> Task brief
Please copy every line of the records below that holds the word "title".

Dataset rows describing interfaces
--

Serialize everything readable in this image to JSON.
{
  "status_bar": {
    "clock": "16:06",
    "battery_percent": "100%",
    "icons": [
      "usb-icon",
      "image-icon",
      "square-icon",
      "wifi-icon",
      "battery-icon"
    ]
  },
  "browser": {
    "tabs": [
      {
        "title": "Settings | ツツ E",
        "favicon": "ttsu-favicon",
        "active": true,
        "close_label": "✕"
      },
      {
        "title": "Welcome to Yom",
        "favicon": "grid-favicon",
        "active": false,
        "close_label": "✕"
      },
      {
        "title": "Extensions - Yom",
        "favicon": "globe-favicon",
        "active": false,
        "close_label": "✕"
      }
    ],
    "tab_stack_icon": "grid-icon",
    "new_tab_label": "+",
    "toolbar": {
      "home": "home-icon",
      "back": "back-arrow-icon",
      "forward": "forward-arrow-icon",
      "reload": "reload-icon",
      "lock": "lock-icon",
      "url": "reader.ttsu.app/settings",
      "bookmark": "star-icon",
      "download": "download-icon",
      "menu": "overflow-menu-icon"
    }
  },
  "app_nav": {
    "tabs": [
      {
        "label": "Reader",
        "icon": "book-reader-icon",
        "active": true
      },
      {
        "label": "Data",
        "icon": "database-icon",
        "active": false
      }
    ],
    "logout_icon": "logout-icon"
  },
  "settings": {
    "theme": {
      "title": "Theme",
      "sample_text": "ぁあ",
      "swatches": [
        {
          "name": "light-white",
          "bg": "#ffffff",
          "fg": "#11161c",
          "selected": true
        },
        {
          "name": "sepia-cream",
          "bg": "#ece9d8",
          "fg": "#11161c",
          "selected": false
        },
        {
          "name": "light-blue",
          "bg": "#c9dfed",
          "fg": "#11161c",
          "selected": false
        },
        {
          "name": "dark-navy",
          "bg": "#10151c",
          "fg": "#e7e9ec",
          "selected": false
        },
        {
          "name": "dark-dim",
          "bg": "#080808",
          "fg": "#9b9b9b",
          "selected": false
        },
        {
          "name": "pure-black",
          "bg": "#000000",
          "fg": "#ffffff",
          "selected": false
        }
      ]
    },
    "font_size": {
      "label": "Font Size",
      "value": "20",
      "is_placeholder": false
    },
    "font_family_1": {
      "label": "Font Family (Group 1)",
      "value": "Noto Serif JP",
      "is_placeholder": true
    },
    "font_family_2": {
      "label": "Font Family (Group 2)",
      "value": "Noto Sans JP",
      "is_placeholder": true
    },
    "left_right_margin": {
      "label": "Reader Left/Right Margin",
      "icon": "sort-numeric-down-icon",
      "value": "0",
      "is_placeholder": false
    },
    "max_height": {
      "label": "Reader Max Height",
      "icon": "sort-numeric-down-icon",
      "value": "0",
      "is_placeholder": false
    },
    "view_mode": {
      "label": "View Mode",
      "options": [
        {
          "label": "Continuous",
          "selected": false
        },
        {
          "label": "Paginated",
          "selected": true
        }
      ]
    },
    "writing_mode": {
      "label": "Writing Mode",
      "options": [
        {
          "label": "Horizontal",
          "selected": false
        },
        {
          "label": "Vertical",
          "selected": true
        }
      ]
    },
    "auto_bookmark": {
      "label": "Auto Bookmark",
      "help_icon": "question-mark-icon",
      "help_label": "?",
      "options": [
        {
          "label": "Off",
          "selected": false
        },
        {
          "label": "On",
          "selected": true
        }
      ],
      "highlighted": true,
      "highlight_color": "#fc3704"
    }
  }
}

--

> Exercise response
        "title": "Settings | ツツ E",
        "title": "Welcome to Yom",
        "title": "Extensions - Yom",
      "title": "Theme",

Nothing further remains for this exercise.